Records contained in a dataset
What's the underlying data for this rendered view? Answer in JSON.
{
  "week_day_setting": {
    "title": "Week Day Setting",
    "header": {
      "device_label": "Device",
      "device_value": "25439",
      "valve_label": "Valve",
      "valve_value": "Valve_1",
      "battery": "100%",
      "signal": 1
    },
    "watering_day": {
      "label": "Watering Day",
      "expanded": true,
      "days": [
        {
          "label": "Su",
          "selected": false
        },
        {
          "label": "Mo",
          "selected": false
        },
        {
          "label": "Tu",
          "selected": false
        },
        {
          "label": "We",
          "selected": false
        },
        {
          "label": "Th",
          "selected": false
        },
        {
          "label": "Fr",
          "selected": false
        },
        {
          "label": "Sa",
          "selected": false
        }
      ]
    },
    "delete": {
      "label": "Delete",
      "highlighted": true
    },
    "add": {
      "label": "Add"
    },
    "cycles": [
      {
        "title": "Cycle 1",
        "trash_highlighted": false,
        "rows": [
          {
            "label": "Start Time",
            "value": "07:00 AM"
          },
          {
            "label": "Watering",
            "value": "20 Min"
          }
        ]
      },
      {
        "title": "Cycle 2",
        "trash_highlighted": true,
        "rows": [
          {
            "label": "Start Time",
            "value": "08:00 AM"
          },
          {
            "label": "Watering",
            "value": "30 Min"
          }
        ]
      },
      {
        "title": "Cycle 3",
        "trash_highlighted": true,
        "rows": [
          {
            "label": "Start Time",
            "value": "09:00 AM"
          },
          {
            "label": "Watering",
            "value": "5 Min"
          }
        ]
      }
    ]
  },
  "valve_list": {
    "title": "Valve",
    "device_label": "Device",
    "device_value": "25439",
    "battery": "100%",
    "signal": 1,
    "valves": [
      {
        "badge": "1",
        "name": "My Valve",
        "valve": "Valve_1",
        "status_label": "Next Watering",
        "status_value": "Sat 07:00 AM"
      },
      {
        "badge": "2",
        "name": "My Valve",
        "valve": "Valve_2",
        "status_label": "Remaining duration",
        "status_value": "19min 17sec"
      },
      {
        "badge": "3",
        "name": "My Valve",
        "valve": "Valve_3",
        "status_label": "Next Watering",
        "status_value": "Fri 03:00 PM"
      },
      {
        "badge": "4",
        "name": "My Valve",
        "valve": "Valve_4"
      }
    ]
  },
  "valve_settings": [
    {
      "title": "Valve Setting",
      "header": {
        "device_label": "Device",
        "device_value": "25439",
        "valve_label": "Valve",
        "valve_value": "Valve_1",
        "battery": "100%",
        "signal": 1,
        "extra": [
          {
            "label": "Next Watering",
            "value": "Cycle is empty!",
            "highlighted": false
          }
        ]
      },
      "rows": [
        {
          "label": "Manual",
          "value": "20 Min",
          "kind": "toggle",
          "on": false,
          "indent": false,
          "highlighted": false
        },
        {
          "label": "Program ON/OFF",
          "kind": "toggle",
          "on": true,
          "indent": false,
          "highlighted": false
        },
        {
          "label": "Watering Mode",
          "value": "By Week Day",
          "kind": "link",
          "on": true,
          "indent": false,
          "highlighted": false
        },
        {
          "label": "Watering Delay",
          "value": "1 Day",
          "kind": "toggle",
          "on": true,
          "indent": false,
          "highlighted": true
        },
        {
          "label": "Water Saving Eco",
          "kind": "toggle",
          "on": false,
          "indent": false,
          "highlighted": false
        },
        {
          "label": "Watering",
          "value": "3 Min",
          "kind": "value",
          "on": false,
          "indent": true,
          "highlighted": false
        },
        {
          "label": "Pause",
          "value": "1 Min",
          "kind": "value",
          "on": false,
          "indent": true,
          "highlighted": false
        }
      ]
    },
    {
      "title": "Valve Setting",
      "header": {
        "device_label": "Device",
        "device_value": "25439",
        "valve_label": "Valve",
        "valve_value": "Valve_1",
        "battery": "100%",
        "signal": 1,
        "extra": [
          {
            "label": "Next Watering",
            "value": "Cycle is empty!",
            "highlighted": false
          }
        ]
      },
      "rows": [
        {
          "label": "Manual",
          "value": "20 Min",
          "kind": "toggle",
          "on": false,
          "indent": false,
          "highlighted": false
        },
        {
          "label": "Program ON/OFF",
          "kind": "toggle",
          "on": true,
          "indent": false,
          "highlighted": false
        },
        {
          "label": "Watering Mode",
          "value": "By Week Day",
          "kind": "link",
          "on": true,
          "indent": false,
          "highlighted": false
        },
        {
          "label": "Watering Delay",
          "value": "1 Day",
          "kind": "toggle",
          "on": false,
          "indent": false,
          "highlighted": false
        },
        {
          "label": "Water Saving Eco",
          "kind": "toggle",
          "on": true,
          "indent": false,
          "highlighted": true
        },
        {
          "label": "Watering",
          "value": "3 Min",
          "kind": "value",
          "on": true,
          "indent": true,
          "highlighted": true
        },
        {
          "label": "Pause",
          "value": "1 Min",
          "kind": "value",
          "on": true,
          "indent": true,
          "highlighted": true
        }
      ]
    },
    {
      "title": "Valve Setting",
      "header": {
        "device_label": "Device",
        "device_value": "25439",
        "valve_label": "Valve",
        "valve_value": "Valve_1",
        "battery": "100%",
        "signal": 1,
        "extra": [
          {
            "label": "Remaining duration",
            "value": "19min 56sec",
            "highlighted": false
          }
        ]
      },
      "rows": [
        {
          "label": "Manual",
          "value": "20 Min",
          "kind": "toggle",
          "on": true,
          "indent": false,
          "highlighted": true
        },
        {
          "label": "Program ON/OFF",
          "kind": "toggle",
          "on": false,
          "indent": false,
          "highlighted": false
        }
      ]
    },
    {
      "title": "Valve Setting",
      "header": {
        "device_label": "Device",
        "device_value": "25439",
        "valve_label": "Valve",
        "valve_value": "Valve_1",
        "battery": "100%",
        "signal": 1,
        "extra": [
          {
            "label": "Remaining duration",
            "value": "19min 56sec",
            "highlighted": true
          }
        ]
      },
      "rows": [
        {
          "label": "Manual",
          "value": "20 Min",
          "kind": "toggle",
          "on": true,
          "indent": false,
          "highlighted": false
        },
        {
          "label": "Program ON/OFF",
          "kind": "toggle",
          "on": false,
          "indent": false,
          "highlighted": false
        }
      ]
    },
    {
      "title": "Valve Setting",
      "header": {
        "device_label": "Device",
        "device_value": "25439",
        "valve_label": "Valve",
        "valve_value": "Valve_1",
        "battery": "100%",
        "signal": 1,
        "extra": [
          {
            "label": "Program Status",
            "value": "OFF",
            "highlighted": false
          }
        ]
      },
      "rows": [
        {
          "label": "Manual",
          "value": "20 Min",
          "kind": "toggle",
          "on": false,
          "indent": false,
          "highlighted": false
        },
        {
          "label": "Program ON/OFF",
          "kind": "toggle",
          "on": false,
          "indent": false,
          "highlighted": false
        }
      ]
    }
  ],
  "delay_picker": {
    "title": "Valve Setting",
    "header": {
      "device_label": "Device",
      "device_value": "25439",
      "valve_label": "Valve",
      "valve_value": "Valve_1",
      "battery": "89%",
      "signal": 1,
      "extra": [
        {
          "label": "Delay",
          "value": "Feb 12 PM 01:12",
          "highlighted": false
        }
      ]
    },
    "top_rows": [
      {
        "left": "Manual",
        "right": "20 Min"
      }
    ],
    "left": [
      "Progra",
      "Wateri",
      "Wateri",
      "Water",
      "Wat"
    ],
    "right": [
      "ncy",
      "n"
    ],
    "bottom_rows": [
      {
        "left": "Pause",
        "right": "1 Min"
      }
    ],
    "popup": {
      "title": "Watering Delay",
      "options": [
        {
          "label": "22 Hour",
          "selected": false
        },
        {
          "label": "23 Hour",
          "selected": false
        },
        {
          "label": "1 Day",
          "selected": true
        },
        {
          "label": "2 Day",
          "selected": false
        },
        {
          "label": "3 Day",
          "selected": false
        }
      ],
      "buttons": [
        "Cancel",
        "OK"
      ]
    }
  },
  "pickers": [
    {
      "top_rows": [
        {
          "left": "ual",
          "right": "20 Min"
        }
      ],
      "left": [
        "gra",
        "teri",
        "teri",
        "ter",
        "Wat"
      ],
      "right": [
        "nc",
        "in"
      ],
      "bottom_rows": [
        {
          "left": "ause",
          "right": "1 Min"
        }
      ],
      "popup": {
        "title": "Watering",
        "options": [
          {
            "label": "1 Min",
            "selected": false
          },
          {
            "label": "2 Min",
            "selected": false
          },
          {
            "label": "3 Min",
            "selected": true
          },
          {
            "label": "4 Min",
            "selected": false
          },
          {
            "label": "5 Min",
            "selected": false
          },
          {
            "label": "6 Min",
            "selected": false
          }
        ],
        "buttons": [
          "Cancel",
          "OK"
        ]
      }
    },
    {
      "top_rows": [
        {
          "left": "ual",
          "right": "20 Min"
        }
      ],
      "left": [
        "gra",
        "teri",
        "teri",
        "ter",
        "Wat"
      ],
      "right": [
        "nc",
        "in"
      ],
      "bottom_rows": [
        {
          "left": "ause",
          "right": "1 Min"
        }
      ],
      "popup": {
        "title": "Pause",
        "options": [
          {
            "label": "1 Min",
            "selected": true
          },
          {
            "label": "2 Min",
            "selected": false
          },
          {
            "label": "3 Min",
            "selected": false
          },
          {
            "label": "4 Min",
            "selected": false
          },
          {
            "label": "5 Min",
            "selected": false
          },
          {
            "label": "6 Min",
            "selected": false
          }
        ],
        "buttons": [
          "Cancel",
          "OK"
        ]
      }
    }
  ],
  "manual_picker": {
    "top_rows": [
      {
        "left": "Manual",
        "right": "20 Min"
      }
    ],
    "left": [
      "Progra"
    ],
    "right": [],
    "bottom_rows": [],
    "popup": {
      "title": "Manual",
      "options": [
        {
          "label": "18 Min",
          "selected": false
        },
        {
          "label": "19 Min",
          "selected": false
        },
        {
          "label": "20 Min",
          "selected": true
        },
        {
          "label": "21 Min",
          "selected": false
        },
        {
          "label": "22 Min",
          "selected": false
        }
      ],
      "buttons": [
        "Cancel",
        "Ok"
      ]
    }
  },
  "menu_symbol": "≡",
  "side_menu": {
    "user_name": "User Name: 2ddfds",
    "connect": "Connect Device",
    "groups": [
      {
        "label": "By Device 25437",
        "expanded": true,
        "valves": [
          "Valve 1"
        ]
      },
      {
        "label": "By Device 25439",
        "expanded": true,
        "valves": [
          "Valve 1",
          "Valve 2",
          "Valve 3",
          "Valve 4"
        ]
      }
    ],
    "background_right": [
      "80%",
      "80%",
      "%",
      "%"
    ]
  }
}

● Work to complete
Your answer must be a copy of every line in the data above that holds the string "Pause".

● Task result
          "label": "Pause",
          "label": "Pause",
        "left": "Pause",
        "title": "Pause",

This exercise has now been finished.